• Courtesy the artist

In the exhibit “Love for Sale: The Graphic Art of Valmor Products,” the Chicago Cultural Center highlights a remarkable chapter in the history of graphics in advertising. While the creativity of both imagery and copy are fascinating to take in, it is the social relevance of the Valmor Products graphics that makes the exhibit worth seeing.

The Valmor Products Company operated on Chicago’s south side from 1926 to 1984. It primarily produced beauty products, such as face powders, hair creams, and perfumes. The dominant theme of the Valmor advertisements was romantic love, and graphics typically featured the promise of satisfaction in pursuit of the opposite sex. Products like Hold Your Man perfume and Kiss Me Again mouthwash featured attractive and youthful people, drawn flat and shiny in keeping with the look of the era. In the exhibit, labels normally the size of postage stamps have been enlarged to poster size to give the viewer the opportunity for a detailed examination.

It is notable, too, that Valmor Products targeted minority communities, cornering a market that was largely ignored by American advertisers at that time. By offering lines of products labeled Sweet Georgia Brown and Brown Skin Beauty, Valmor acknowledged the reality that minorities, particularly African-Americans, were consumers as valuable as their white counterparts.

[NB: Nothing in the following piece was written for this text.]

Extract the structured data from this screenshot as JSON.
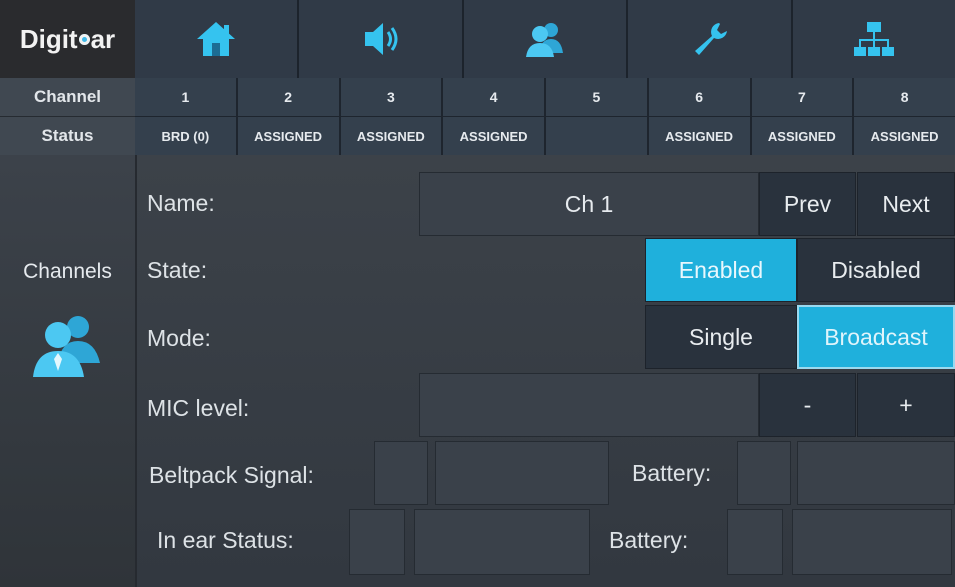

But it’s equally fascinating to see what it thought its customers wanted. Products promised to straighten hair and lighten skin, all in the decades before “Black Is Beautiful” became a strong social and political statement.